**What is expected**: Each line of the data below should be repeated exactly.

**Data in this exercise**:
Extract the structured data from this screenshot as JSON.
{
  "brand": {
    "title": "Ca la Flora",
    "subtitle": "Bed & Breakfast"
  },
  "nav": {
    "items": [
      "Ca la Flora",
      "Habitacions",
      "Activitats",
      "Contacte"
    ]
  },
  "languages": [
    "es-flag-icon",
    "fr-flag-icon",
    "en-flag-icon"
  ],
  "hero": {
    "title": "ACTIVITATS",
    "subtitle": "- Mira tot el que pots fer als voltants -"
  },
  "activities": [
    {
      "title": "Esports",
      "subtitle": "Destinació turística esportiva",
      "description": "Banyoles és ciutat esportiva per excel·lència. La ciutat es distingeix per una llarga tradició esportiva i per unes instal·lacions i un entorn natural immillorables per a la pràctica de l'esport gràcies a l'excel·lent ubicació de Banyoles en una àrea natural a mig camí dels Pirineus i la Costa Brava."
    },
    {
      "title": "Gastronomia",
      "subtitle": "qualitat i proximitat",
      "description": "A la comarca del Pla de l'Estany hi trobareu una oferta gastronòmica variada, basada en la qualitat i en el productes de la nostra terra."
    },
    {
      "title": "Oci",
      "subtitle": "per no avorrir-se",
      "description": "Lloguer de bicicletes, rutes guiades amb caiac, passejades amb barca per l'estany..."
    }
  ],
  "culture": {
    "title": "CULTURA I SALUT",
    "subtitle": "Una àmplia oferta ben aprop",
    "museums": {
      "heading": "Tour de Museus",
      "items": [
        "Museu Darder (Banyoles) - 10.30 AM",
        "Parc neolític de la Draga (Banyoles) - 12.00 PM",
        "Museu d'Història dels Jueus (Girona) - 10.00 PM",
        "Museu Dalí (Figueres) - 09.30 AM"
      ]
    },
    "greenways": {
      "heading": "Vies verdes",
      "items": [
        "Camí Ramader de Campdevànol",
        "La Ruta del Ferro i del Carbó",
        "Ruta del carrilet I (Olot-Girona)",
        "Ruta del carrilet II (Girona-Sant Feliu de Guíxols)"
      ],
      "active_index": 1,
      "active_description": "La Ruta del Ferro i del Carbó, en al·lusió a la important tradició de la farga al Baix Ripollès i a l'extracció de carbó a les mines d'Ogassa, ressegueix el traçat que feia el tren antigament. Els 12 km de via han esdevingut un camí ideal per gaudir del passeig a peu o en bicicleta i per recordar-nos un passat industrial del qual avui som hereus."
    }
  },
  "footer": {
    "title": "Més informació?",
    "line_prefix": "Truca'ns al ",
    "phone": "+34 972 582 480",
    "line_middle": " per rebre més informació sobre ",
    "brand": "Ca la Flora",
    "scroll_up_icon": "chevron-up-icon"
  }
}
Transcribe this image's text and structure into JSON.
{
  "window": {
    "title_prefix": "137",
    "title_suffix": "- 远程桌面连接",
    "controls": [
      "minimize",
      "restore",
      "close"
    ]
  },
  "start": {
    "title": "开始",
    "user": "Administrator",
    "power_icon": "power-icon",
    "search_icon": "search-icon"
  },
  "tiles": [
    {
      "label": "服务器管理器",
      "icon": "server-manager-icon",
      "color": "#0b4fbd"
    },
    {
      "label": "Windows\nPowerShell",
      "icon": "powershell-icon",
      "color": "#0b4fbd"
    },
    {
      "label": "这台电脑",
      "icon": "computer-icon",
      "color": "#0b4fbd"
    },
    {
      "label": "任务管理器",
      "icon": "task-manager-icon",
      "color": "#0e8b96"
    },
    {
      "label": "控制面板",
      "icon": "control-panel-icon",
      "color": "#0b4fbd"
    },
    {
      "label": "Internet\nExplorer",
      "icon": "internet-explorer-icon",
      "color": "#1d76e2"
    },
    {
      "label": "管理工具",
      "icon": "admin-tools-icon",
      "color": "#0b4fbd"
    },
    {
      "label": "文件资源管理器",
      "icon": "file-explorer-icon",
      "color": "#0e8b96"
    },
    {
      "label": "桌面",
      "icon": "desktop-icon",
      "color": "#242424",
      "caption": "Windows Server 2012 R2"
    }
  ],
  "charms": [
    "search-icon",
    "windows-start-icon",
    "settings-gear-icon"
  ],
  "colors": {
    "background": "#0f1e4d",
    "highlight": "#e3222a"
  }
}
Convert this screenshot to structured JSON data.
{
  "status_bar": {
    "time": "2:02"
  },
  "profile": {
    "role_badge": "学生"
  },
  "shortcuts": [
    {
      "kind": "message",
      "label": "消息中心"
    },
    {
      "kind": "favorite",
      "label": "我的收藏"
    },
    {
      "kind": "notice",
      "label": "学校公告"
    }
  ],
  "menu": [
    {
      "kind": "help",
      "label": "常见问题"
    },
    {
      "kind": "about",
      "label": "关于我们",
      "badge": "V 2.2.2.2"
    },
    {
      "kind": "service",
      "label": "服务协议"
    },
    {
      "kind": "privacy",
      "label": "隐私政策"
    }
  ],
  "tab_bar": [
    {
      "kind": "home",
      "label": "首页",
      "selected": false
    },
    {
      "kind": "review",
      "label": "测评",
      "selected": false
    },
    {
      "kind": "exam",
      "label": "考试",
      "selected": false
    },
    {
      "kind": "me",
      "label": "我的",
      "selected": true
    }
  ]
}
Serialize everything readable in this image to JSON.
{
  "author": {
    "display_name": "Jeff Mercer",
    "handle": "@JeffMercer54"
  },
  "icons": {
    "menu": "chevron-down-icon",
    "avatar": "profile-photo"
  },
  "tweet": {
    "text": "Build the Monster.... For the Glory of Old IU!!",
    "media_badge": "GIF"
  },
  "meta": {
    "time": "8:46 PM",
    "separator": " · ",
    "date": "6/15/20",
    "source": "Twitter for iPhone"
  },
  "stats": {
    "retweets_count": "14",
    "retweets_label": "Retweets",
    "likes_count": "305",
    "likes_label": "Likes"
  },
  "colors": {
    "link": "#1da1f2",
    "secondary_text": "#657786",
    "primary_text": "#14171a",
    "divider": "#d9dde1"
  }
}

**Output**:
Extract the structured data from this screenshot as JSON.
{
  "brand": {
    "title": "Ca la Flora",
    "subtitle": "Bed & Breakfast"
  },
  "nav": {
    "items": [
      "Ca la Flora",
      "Habitacions",
      "Activitats",
      "Contacte"
    ]
  },
  "languages": [
    "es-flag-icon",
    "fr-flag-icon",
    "en-flag-icon"
  ],
  "hero": {
    "title": "ACTIVITATS",
    "subtitle": "- Mira tot el que pots fer als voltants -"
  },
  "activities": [
    {
      "title": "Esports",
      "subtitle": "Destinació turística esportiva",
      "description": "Banyoles és ciutat esportiva per excel·lència. La ciutat es distingeix per una llarga tradició esportiva i per unes instal·lacions i un entorn natural immillorables per a la pràctica de l'esport gràcies a l'excel·lent ubicació de Banyoles en una àrea natural a mig camí dels Pirineus i la Costa Brava."
    },
    {
      "title": "Gastronomia",
      "subtitle": "qualitat i proximitat",
      "description": "A la comarca del Pla de l'Estany hi trobareu una oferta gastronòmica variada, basada en la qualitat i en el productes de la nostra terra."
    },
    {
      "title": "Oci",
      "subtitle": "per no avorrir-se",
      "description": "Lloguer de bicicletes, rutes guiades amb caiac, passejades amb barca per l'estany..."
    }
  ],
  "culture": {
    "title": "CULTURA I SALUT",
    "subtitle": "Una àmplia oferta ben aprop",
    "museums": {
      "heading": "Tour de Museus",
      "items": [
        "Museu Darder (Banyoles) - 10.30 AM",
        "Parc neolític de la Draga (Banyoles) - 12.00 PM",
        "Museu d'Història dels Jueus (Girona) - 10.00 PM",
        "Museu Dalí (Figueres) - 09.30 AM"
      ]
    },
    "greenways": {
      "heading": "Vies verdes",
      "items": [
        "Camí Ramader de Campdevànol",
        "La Ruta del Ferro i del Carbó",
        "Ruta del carrilet I (Olot-Girona)",
        "Ruta del carrilet II (Girona-Sant Feliu de Guíxols)"
      ],
      "active_index": 1,
      "active_description": "La Ruta del Ferro i del Carbó, en al·lusió a la important tradició de la farga al Baix Ripollès i a l'extracció de carbó a les mines d'Ogassa, ressegueix el traçat que feia el tren antigament. Els 12 km de via han esdevingut un camí ideal per gaudir del passeig a peu o en bicicleta i per recordar-nos un passat industrial del qual avui som hereus."
    }
  },
  "footer": {
    "title": "Més informació?",
    "line_prefix": "Truca'ns al ",
    "phone": "+34 972 582 480",
    "line_middle": " per rebre més informació sobre ",
    "brand": "Ca la Flora",
    "scroll_up_icon": "chevron-up-icon"
  }
}
Transcribe this image's text and structure into JSON.
{
  "window": {
    "title_prefix": "137",
    "title_suffix": "- 远程桌面连接",
    "controls": [
      "minimize",
      "restore",
      "close"
    ]
  },
  "start": {
    "title": "开始",
    "user": "Administrator",
    "power_icon": "power-icon",
    "search_icon": "search-icon"
  },
  "tiles": [
    {
      "label": "服务器管理器",
      "icon": "server-manager-icon",
      "color": "#0b4fbd"
    },
    {
      "label": "Windows\nPowerShell",
      "icon": "powershell-icon",
      "color": "#0b4fbd"
    },
    {
      "label": "这台电脑",
      "icon": "computer-icon",
      "color": "#0b4fbd"
    },
    {
      "label": "任务管理器",
      "icon": "task-manager-icon",
      "color": "#0e8b96"
    },
    {
      "label": "控制面板",
      "icon": "control-panel-icon",
      "color": "#0b4fbd"
    },
    {
      "label": "Internet\nExplorer",
      "icon": "internet-explorer-icon",
      "color": "#1d76e2"
    },
    {
      "label": "管理工具",
      "icon": "admin-tools-icon",
      "color": "#0b4fbd"
    },
    {
      "label": "文件资源管理器",
      "icon": "file-explorer-icon",
      "color": "#0e8b96"
    },
    {
      "label": "桌面",
      "icon": "desktop-icon",
      "color": "#242424",
      "caption": "Windows Server 2012 R2"
    }
  ],
  "charms": [
    "search-icon",
    "windows-start-icon",
    "settings-gear-icon"
  ],
  "colors": {
    "background": "#0f1e4d",
    "highlight": "#e3222a"
  }
}
Convert this screenshot to structured JSON data.
{
  "status_bar": {
    "time": "2:02"
  },
  "profile": {
    "role_badge": "学生"
  },
  "shortcuts": [
    {
      "kind": "message",
      "label": "消息中心"
    },
    {
      "kind": "favorite",
      "label": "我的收藏"
    },
    {
      "kind": "notice",
      "label": "学校公告"
    }
  ],
  "menu": [
    {
      "kind": "help",
      "label": "常见问题"
    },
    {
      "kind": "about",
      "label": "关于我们",
      "badge": "V 2.2.2.2"
    },
    {
      "kind": "service",
      "label": "服务协议"
    },
    {
      "kind": "privacy",
      "label": "隐私政策"
    }
  ],
  "tab_bar": [
    {
      "kind": "home",
      "label": "首页",
      "selected": false
    },
    {
      "kind": "review",
      "label": "测评",
      "selected": false
    },
    {
      "kind": "exam",
      "label": "考试",
      "selected": false
    },
    {
      "kind": "me",
      "label": "我的",
      "selected": true
    }
  ]
}
Serialize everything readable in this image to JSON.
{
  "author": {
    "display_name": "Jeff Mercer",
    "handle": "@JeffMercer54"
  },
  "icons": {
    "menu": "chevron-down-icon",
    "avatar": "profile-photo"
  },
  "tweet": {
    "text": "Build the Monster.... For the Glory of Old IU!!",
    "media_badge": "GIF"
  },
  "meta": {
    "time": "8:46 PM",
    "separator": " · ",
    "date": "6/15/20",
    "source": "Twitter for iPhone"
  },
  "stats": {
    "retweets_count": "14",
    "retweets_label": "Retweets",
    "likes_count": "305",
    "likes_label": "Likes"
  },
  "colors": {
    "link": "#1da1f2",
    "secondary_text": "#657786",
    "primary_text": "#14171a",
    "divider": "#d9dde1"
  }
}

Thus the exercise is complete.